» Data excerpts
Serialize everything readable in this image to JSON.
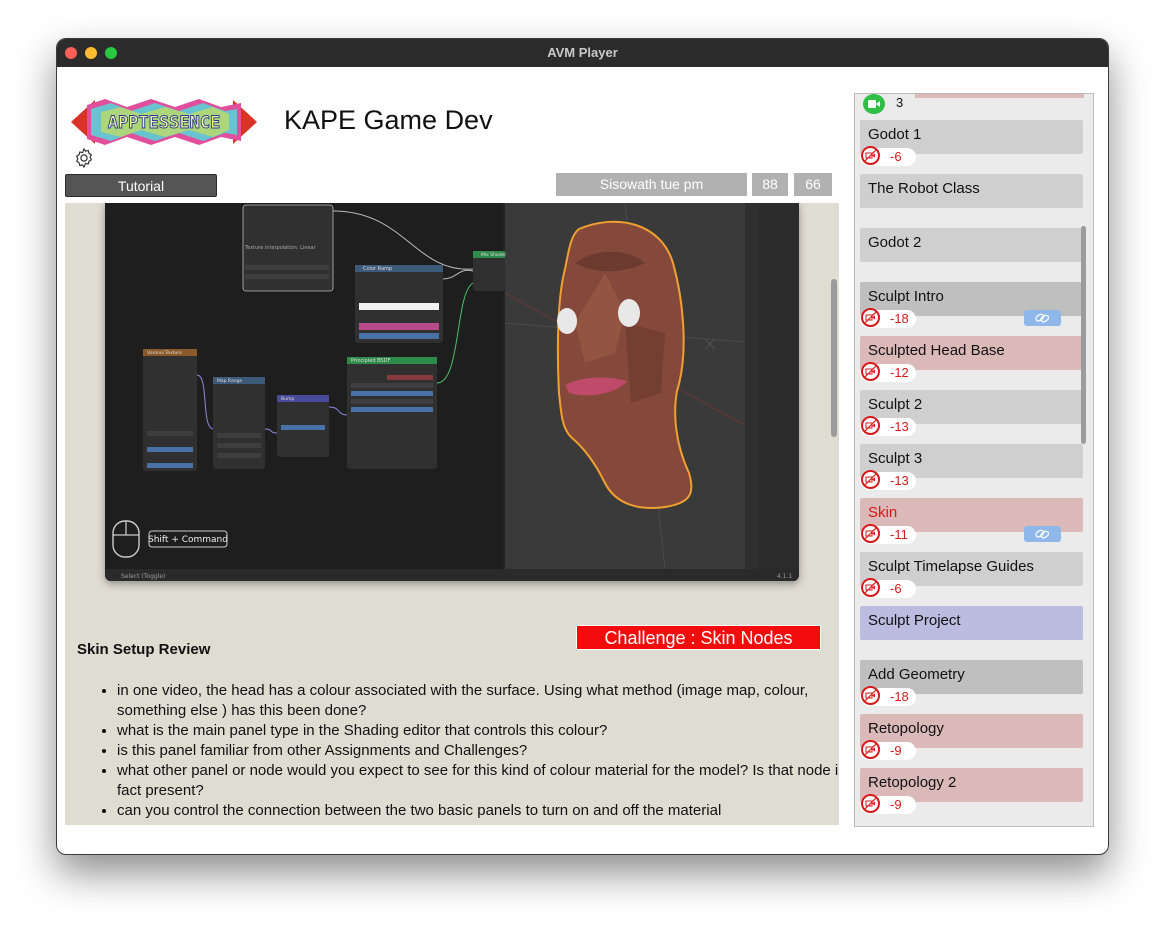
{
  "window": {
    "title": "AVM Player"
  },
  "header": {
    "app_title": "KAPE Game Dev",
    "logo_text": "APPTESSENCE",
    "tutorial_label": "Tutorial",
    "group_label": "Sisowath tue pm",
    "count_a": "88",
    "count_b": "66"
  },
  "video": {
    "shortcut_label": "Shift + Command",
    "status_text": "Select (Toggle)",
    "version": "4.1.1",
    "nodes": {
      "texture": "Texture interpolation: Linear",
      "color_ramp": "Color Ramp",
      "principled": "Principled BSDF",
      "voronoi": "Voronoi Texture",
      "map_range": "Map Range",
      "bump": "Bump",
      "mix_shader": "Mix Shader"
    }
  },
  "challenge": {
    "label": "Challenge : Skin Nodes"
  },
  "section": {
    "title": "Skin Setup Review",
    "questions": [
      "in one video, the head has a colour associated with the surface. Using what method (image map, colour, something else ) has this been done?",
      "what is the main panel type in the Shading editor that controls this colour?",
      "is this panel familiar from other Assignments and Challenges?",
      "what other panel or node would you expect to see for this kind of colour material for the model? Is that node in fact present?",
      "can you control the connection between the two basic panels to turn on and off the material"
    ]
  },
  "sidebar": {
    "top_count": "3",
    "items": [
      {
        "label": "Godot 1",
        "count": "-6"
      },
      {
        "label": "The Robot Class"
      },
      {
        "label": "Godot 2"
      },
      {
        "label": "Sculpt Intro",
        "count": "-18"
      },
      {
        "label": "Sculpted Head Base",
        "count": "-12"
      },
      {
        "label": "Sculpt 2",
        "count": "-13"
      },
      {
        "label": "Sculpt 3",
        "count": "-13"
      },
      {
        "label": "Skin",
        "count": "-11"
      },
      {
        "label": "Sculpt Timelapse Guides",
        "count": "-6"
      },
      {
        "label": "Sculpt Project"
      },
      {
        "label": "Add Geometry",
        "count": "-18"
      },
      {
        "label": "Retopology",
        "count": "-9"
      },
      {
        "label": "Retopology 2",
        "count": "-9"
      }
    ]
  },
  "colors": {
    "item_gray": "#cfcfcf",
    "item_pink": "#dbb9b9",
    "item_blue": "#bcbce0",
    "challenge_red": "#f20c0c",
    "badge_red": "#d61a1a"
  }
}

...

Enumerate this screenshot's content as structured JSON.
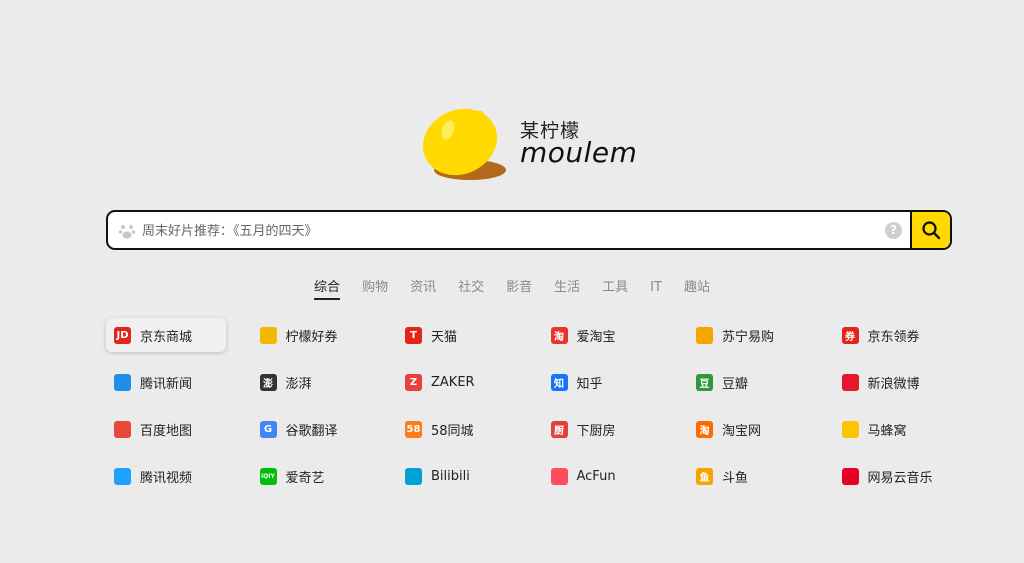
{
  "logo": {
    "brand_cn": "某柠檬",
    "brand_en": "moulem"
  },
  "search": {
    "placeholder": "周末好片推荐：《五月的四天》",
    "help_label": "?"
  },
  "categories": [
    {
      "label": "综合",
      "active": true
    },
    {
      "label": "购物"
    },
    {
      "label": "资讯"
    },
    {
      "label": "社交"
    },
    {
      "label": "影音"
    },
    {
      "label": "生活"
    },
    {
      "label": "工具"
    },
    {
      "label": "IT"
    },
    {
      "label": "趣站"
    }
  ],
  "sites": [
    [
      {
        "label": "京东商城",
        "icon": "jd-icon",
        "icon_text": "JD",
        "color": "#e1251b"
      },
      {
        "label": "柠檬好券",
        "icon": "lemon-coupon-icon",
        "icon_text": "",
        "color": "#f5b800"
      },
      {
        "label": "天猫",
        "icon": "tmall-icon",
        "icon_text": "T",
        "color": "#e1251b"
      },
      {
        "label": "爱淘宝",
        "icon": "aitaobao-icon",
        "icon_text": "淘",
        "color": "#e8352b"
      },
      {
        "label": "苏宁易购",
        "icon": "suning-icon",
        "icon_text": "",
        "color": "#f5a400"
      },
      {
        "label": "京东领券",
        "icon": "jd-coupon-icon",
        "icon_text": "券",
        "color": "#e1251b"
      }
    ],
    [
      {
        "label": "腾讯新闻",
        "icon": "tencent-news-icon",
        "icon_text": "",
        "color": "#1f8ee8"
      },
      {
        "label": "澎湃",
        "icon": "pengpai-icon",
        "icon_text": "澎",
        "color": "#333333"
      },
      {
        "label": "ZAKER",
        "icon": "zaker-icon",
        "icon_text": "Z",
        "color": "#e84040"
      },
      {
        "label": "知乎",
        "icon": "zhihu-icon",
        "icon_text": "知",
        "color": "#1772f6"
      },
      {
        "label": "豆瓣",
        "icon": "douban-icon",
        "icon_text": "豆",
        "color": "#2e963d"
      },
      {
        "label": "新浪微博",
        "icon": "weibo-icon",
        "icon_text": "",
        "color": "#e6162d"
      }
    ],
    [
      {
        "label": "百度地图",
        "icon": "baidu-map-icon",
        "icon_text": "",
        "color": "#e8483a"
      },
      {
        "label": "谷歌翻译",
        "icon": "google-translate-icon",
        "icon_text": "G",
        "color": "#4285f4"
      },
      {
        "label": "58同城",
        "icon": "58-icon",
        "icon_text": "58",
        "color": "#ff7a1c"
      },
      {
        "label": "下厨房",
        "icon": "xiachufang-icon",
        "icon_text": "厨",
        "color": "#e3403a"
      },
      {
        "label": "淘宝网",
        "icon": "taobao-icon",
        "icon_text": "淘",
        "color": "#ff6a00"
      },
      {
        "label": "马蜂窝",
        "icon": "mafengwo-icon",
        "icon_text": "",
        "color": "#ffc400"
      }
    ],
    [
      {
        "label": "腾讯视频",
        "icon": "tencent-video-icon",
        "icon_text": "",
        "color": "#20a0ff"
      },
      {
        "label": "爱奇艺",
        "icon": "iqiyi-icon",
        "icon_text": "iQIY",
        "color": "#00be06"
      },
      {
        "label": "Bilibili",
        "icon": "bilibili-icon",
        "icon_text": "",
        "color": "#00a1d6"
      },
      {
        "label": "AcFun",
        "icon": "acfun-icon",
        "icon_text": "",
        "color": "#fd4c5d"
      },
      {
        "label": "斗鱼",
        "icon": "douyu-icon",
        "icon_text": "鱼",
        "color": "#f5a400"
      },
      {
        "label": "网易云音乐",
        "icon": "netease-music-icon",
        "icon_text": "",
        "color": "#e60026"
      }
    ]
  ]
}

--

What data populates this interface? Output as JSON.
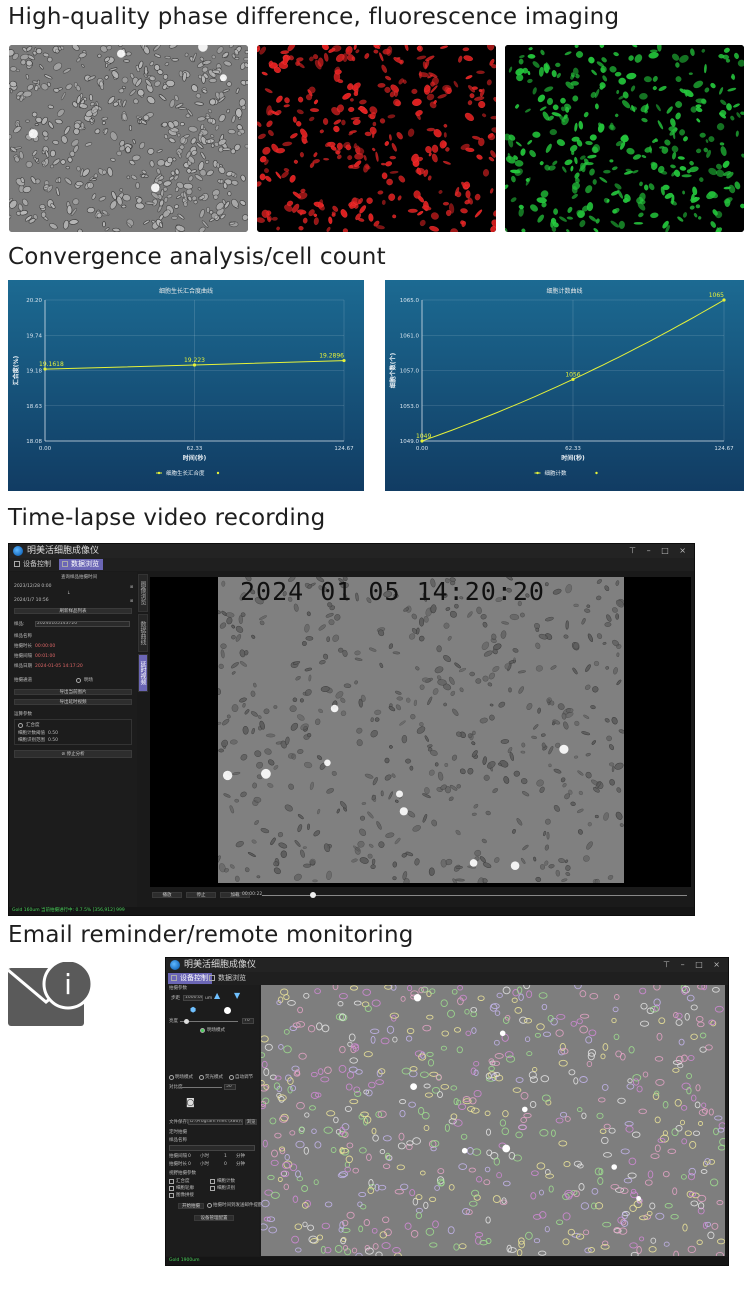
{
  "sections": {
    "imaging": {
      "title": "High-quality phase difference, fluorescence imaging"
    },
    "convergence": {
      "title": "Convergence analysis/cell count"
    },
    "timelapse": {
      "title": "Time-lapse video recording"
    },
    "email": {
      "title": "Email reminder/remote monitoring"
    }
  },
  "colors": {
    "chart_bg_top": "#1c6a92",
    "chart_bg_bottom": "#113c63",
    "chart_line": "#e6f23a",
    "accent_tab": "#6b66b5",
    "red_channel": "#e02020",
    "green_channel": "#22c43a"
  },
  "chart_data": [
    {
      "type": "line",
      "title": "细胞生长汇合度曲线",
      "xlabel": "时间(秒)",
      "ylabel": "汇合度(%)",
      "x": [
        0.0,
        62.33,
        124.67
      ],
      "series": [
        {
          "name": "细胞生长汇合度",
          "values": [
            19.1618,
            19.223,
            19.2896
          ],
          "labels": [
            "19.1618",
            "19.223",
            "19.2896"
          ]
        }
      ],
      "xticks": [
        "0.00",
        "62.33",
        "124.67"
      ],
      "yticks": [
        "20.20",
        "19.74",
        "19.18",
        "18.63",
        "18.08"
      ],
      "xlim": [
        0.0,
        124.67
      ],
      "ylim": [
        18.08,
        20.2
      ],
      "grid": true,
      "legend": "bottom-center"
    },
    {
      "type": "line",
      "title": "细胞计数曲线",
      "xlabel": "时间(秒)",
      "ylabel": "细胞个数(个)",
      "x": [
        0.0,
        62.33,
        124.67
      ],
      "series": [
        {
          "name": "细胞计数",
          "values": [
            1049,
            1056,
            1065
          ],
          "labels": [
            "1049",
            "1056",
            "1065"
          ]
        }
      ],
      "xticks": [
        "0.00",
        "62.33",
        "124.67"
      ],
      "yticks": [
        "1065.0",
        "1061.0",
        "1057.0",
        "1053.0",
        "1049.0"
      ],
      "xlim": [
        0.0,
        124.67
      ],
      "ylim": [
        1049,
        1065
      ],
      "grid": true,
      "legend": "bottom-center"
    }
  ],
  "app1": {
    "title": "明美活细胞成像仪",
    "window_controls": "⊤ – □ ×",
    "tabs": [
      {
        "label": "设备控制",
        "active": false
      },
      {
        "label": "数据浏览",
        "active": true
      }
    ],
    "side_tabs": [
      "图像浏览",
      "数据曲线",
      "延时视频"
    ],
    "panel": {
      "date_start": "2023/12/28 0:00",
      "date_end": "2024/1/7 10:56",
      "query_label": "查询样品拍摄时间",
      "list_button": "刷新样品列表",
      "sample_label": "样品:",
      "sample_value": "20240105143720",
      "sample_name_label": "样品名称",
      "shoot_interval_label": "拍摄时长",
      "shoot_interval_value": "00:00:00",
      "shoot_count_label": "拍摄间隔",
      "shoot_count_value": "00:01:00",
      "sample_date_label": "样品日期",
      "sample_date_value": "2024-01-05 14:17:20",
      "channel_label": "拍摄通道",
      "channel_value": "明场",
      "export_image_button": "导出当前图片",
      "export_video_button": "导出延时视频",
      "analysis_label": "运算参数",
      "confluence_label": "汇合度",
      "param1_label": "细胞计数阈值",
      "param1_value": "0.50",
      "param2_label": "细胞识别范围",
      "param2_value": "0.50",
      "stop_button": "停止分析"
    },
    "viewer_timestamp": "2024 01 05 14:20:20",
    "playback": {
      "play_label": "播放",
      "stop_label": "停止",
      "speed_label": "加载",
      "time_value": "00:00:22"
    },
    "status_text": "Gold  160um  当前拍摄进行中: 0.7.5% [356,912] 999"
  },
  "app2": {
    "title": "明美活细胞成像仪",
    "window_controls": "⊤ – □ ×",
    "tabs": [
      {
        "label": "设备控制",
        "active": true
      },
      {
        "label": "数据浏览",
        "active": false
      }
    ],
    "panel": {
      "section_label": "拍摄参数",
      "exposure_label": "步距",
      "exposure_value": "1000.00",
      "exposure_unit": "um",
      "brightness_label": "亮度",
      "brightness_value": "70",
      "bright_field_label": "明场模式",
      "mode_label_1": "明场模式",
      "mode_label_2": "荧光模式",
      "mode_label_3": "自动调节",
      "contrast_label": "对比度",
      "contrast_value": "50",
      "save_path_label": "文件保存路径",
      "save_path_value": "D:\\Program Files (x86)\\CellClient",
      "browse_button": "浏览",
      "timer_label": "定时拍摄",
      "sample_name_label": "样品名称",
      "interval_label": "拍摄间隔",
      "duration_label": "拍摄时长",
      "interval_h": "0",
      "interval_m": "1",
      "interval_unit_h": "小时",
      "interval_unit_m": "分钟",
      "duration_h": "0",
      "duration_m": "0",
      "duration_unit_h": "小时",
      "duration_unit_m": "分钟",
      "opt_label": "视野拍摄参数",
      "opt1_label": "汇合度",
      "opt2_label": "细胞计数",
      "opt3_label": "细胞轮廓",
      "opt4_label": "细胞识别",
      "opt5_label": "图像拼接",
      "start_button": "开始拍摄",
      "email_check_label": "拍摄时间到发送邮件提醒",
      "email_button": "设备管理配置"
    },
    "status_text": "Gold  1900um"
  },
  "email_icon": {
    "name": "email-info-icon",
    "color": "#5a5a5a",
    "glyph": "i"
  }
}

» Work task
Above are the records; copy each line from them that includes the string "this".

» Expected output
Serialize everything readable in this image to JSON.
      "in one video, the head has a colour associated with the surface. Using what method (image map, colour, something else ) has this been done?",
      "what is the main panel type in the Shading editor that controls this colour?",
      "is this panel familiar from other Assignments and Challenges?",
      "what other panel or node would you expect to see for this kind of colour material for the model? Is that node in fact present?",
Enumerate this screenshot's content as structured JSON.
What data populates this interface? Output as JSON.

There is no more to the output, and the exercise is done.